Many seniors hesitate to bathe because they are afraid of falling or because they are experiencing pain and discomfort while in the shower, among other reasons. A few simple modifications may transform your bathroom into a safe haven for your loved one. Install a tub that your loved one can walk into rather than having to climb into it if required.
Do the Elderly Need to Bathe on a Routine Basis? If you have an elderly relative, you should bathe him or her twice a week. This will assist to keep their skin from breaking down and reduce their chances of contracting skin infections. Because seniors are often less active than younger folks, they do not require as frequent bathing as younger adults.
Showers and baths become increasingly unappealing to people as they get older. The problem with completely abandoning personal hygiene is that it might lead to the development of infections and skin disorders. Skin problems can be difficult to diagnose and treat. It is critical to wash your elders on a regular basis and to make the process easy for them.
Elderly persons can have a blunted sense of smell, which means that they may not realize when it is time to take a shower until it is too late. On the other hand, poor circulation can make elderly individuals more vulnerable to the cold, which means that they may avoid washing because it makes them unpleasant because it makes them uncomfortable.
7 suggestions for convincing someone suffering from dementia to wash or bathe
It is appropriate for older persons to bathe once or twice a week, as the goal is to keep the skin from breaking down and reduce the danger of skin infections. Seniors are also less physically active than younger folks, which allows them to get away with taking fewer baths.

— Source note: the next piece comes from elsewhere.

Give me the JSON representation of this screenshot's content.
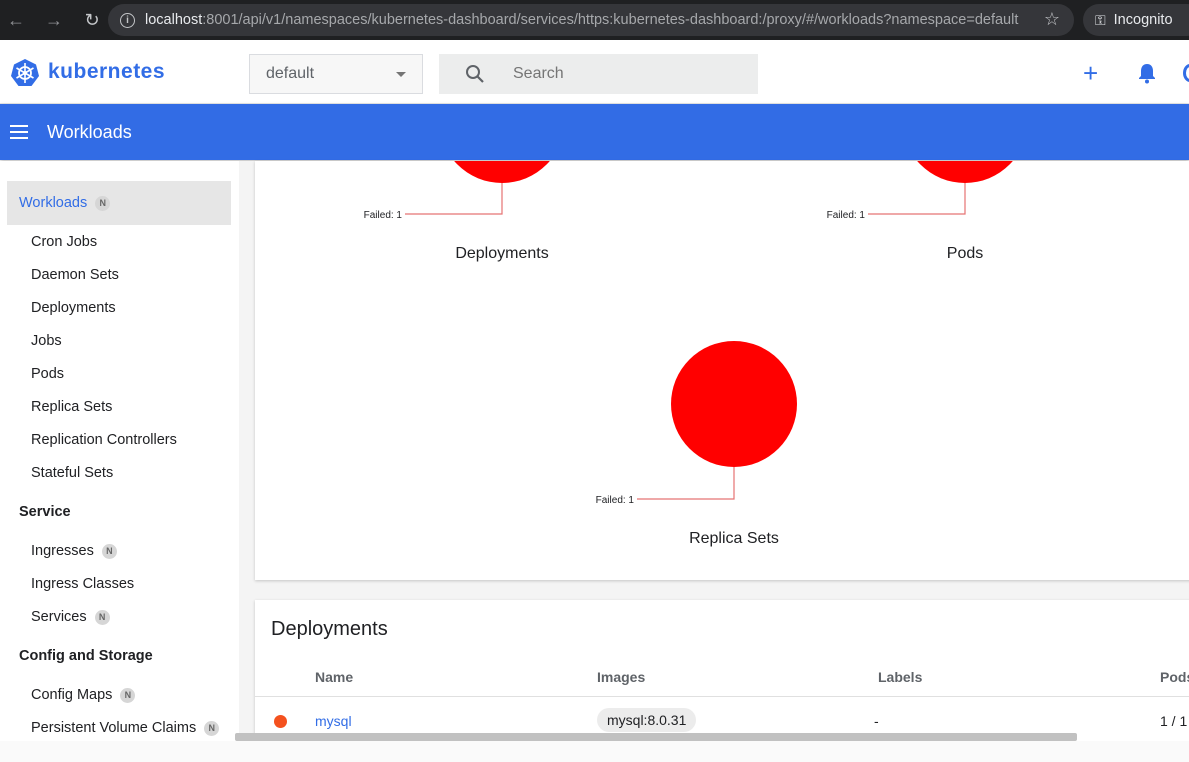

You do not, on the other hand, want your loved one to have a bad stench.
Bathing can be difficult for those living with Alzheimer’s disease because they may feel uncomfortable having assistance with such a private activity as bathing. They may also have difficulty with depth perception, which makes it frightening for them to get into water. If they do not sense a need to wash, they may find the process to be a chilly and unpleasant experience.
You would have a buildup of stratum corneum, or dead skin on top of your skin, after a year, according to him, and this would be visible. It is characterized by the accumulation of a protein that our skin makes and which has a distinct odor. Bacteria would also collect on the skin, releasing a foul odor when it came into contact with our perspiration.
Ablutophobia is a fear of washing one’s hands, bathing one’s self, or showering one’s self. Bathing is an essential aspect of everyday living for a variety of reasons, both medicinal and social. Bathing is a pleasurable and regular part of most people’s daily routine. For those who suffer from ablutophobia, on the other hand, it can be horrifying.
How to Persuade an Elderly Senior to Bathe or Shower (with Pictures)
6 Ways to Motivate an Elderly Person to Bathe
The practice of personal hygiene (more particularly, bathing) is one of those things that is frequently overlooked. So, how often should an old person take a bath? An elderly person should wash at least once or twice a week in order to avoid developing skin disorders or infections.
During the fifth stage of dementia, it is normal for persons to bathe less frequently. When kids no longer grasp the importance of bathing at stage 6, they are more likely to cease.
There are three stages of dementia: early stage dementia; middle stage dementia; and late stage dementia. Dementia can be classified as mild, moderate, or severe.